Top of RECORDS FOR THIS TASK
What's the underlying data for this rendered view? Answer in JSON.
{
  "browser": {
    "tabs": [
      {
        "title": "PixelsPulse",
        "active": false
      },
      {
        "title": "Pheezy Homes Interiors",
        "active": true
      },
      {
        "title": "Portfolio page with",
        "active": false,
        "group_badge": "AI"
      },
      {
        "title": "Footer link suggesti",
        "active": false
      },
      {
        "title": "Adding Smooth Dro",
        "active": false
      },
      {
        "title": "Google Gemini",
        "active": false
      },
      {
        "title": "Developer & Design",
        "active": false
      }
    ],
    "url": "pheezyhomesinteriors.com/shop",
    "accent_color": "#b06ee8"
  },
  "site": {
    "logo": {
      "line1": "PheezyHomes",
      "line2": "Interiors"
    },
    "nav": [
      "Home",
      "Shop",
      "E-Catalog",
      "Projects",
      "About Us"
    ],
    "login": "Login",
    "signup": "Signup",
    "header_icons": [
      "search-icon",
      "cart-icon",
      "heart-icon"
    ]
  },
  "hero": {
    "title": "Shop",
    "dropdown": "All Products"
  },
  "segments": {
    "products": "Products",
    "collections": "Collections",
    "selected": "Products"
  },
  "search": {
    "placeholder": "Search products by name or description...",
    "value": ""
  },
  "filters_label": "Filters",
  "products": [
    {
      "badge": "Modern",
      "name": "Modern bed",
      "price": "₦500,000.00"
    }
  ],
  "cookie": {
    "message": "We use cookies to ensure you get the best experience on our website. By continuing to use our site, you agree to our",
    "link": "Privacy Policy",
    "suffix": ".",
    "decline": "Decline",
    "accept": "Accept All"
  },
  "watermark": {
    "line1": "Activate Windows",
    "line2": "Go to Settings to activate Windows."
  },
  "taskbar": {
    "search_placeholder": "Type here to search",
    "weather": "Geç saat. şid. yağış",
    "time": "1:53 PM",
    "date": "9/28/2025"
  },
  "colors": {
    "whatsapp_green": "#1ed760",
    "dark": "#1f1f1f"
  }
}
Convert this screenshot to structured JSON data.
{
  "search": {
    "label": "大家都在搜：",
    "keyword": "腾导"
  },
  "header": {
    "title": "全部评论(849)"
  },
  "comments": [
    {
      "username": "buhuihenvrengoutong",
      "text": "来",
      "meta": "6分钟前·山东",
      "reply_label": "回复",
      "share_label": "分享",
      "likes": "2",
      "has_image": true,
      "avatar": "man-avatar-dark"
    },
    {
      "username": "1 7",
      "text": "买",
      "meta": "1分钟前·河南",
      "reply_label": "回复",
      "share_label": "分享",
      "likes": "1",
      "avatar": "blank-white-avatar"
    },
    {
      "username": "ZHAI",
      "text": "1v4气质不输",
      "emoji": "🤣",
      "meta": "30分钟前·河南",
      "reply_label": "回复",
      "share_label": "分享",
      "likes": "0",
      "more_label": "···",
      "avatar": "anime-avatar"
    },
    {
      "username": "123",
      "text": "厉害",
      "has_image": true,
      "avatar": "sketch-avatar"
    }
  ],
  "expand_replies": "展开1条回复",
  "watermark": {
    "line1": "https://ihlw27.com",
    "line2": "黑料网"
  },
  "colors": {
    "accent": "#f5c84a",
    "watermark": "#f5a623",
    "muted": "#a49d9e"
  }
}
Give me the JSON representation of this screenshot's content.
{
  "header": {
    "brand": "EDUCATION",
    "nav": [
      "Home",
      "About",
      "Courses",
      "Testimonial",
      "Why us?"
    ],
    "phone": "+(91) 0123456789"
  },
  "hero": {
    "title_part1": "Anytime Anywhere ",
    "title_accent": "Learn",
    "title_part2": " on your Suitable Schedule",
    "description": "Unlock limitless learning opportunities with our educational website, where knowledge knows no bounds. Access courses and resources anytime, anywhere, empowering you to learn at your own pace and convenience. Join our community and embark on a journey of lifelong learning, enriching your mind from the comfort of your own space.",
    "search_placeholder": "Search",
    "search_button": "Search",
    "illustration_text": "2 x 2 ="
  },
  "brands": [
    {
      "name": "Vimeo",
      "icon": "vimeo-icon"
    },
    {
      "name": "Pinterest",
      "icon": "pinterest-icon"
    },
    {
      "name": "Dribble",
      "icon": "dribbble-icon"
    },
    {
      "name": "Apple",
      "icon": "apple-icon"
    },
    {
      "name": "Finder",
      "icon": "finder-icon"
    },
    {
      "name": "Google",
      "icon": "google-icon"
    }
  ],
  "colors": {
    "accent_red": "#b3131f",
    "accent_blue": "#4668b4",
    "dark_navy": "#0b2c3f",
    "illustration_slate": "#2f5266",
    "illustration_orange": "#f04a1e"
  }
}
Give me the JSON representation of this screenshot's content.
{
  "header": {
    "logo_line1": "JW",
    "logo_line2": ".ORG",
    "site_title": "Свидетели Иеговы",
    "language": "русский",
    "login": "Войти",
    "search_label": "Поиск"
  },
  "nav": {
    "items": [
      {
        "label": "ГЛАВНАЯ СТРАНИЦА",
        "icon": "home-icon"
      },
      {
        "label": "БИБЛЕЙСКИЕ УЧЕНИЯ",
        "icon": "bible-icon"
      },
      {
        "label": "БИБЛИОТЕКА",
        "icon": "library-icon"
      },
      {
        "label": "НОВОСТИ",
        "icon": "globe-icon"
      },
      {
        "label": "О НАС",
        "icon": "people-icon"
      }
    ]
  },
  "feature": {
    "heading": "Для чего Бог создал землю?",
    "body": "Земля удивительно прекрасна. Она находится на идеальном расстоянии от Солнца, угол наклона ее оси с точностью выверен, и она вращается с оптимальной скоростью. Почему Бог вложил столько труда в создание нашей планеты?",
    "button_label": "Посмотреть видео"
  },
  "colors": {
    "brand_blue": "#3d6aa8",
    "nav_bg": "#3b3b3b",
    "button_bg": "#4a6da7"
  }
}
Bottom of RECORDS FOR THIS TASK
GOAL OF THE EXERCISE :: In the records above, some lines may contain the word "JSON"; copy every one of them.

WORKED SOLUTION ::
What's the underlying data for this rendered view? Answer in JSON.
Convert this screenshot to structured JSON data.
Give me the JSON representation of this screenshot's content.
Give me the JSON representation of this screenshot's content.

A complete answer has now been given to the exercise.